By Andrea Cornell Sarvady
Auto service technician Mailyn Pickler is fired a week after she tells her dealership that she ‘s pregnant. The boss informs her that it wouldn’t be prudent to drive the shuttle bus in her condition. Kohl’s employee Teresa Lehman gained high marks for a decade, and was assured she was on track to become store manager. Then the mother of two saw five managerial positions go to less experienced employees who were childless or indicated they would have no more children.
“Maternal Profiling,” selected by the New York Times as one of their 2007 buzzwords, is definitely alive and well. Popularized by advocacy group momsrising.org, it’s “employment discrimination against a woman who has, or will have, children.”
“Family Responsibilities Discrimination” is the more inclusive term used at Work Life Law, a center at Hastings College of Law in California. It astutely acknowledges that not all employers who discriminate against mothers are men, and not all caregivers in need of family-friendly policies are women.
Yet mothers still get hit hardest with bias due to presumptions surrounding their caregiver status. The center’s deputy director, Cynthia Thomas Calvert, helped me sort through some common offenses: Pregnant women being fired for trumped-up reasons; interview questions designed to weed out mothers and other caregivers; performance reviews designed to eliminate those employees, whether or not work has actually been affected.

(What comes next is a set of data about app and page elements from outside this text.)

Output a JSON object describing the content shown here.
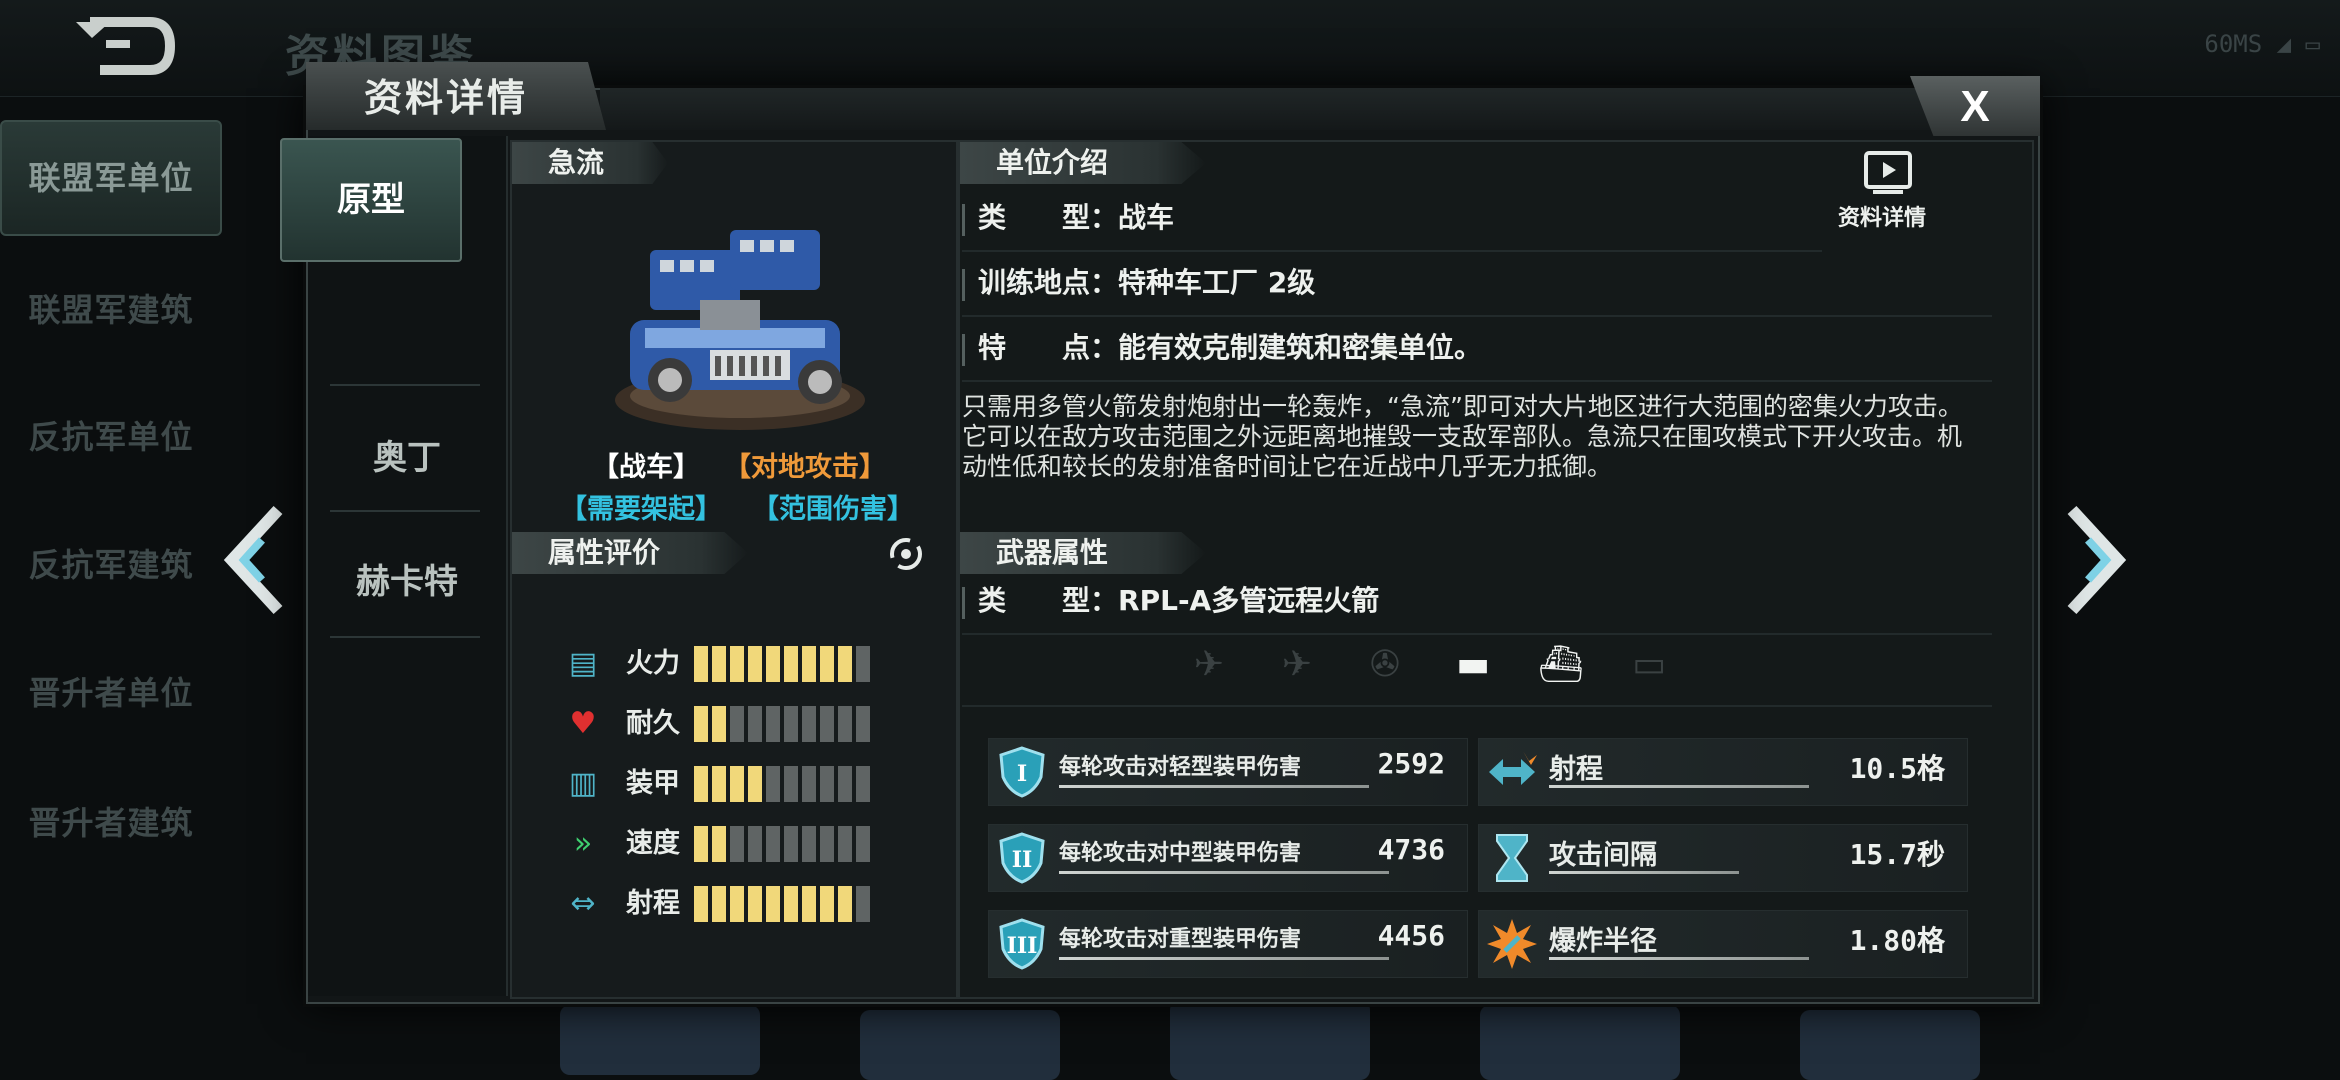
{
  "background": {
    "title": "资料图鉴",
    "status": "60MS",
    "sidebar": [
      "联盟军单位",
      "联盟军建筑",
      "反抗军单位",
      "反抗军建筑",
      "晋升者单位",
      "晋升者建筑"
    ]
  },
  "modal": {
    "title": "资料详情",
    "close": "X",
    "variants": [
      "原型",
      "奥丁",
      "赫卡特"
    ]
  },
  "unit": {
    "name": "急流",
    "tags": [
      {
        "text": "【战车】",
        "color": "#ffffff"
      },
      {
        "text": "【对地攻击】",
        "color": "#f09a3a"
      },
      {
        "text": "【需要架起】",
        "color": "#33c2e0"
      },
      {
        "text": "【范围伤害】",
        "color": "#33c2e0"
      }
    ]
  },
  "attributes": {
    "title": "属性评价",
    "items": [
      {
        "label": "火力",
        "level": 9,
        "max": 10,
        "icon": "firepower-icon"
      },
      {
        "label": "耐久",
        "level": 2,
        "max": 10,
        "icon": "heart-icon"
      },
      {
        "label": "装甲",
        "level": 4,
        "max": 10,
        "icon": "armor-icon"
      },
      {
        "label": "速度",
        "level": 2,
        "max": 10,
        "icon": "speed-icon"
      },
      {
        "label": "射程",
        "level": 9,
        "max": 10,
        "icon": "range-icon"
      }
    ]
  },
  "intro": {
    "title": "单位介绍",
    "video_label": "资料详情",
    "rows": [
      {
        "label": "类　　型：",
        "value": "战车"
      },
      {
        "label": "训练地点：",
        "value": "特种车工厂 2级"
      },
      {
        "label": "特　　点：",
        "value": "能有效克制建筑和密集单位。"
      }
    ],
    "description": "只需用多管火箭发射炮射出一轮轰炸，“急流”即可对大片地区进行大范围的密集火力攻击。它可以在敌方攻击范围之外远距离地摧毁一支敌军部队。急流只在围攻模式下开火攻击。机动性低和较长的发射准备时间让它在近战中几乎无力抵御。"
  },
  "weapon": {
    "title": "武器属性",
    "type_label": "类　　型：",
    "type_value": "RPL-A多管远程火箭",
    "targets": [
      {
        "icon": "fighter-jet-icon",
        "active": false
      },
      {
        "icon": "aircraft-icon",
        "active": false
      },
      {
        "icon": "helicopter-icon",
        "active": false
      },
      {
        "icon": "tank-icon",
        "active": true
      },
      {
        "icon": "ship-icon",
        "active": true
      },
      {
        "icon": "submarine-icon",
        "active": false
      }
    ],
    "damage": [
      {
        "label": "每轮攻击对轻型装甲伤害",
        "value": "2592",
        "tier": "I"
      },
      {
        "label": "每轮攻击对中型装甲伤害",
        "value": "4736",
        "tier": "II"
      },
      {
        "label": "每轮攻击对重型装甲伤害",
        "value": "4456",
        "tier": "III"
      }
    ],
    "stats": [
      {
        "label": "射程",
        "value": "10.5格",
        "icon": "range-icon"
      },
      {
        "label": "攻击间隔",
        "value": "15.7秒",
        "icon": "hourglass-icon"
      },
      {
        "label": "爆炸半径",
        "value": "1.80格",
        "icon": "explosion-icon"
      }
    ]
  },
  "colors": {
    "accent": "#f1d87a",
    "cyan": "#33c2e0",
    "orange": "#f09a3a"
  }
}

Laws are in place to address these grievances, yet laws are not always followed. The Equal Employment Opportunity Commission reported a nearly 40 percent increase in pregnancy discrimination complaints since 1992, even though the birthrate has been dropping. No wonder momsrising.org and the Work Life Law Center are just two of many thriving organizations designed to advocate for families, as well as assist companies grappling with this issue.
We should sympathize with the unique challenges of creating a family-friendly work environment. Yet our nation requires it, now more than ever. The recent spike in unemployment and the threat of recession puts any employee with a perceived “domestic deficit” even further at risk. As employees increasingly take on the care of aging parents in addition to their own offspring, let’s continue to find solutions that work for both companies and caregivers.
By Shaunti Feldhahn
I get furious when I hear a Kohl’s manager asked Teresa Lehman, “Did you get your tubes tied?” after she had three kids in four years. So, apparently, was the jury in her case: they awarded her $2.1 million.
But offensive statements aside, there’s often an uncomfortable but legitimate business dynamic at work in situations that look like “maternal profiling.” It’s easy to see something as discrimination that is actually a legitimate result of how women with families often choose to work. That’s not maternal profiling; its maternal preference.
If a mom chooses a less-intense job that allows her pick up Johnny at 5:30 p.m., for example, and simply can’t tackle late-night meetings or last-minute travel, she’ll probably be paid and promoted less than her peers who pull the all-nighter to get the client deal finished. It is frustrating for the sidelined mom, but she is getting the benefit that she prioritizes most: Family time instead of money.
Childcare duties are more evenly distributed today, but the fact remains that most women want to be there for their kids. A study by the Center for Policy Alternatives found that 71 percent of women would rather have more flexibility and benefits than a higher wage, and almost 85 percent took flexible work arrangements when they were offered. Andy says we need a solution, but the increasing availability of part-time and flexible work arrangements is a solution. Unfortunately, those arrangements are often simply less productive and convenient for the company. We shouldn’t penalize a progressive company by insisting that they pay and promote those employees the same!
Teresa Lehman was apparently a respected Kohl’s employee, tracking toward management, but she had several small children, including one who tragically died. I couldn’t find specific information on her case, but isn’t it possible that she needed several years of special accommodation for time off work, medical visits, and wasn’t able to work the long hours her peers could?
As Carrie Lukas of the Independent Women’s Forum said in an interview, “I would hope employers would be able to work with [women with family realities], but they have hired employees to work, not just out of the goodness of their heart, and they have to think about their bottom line.”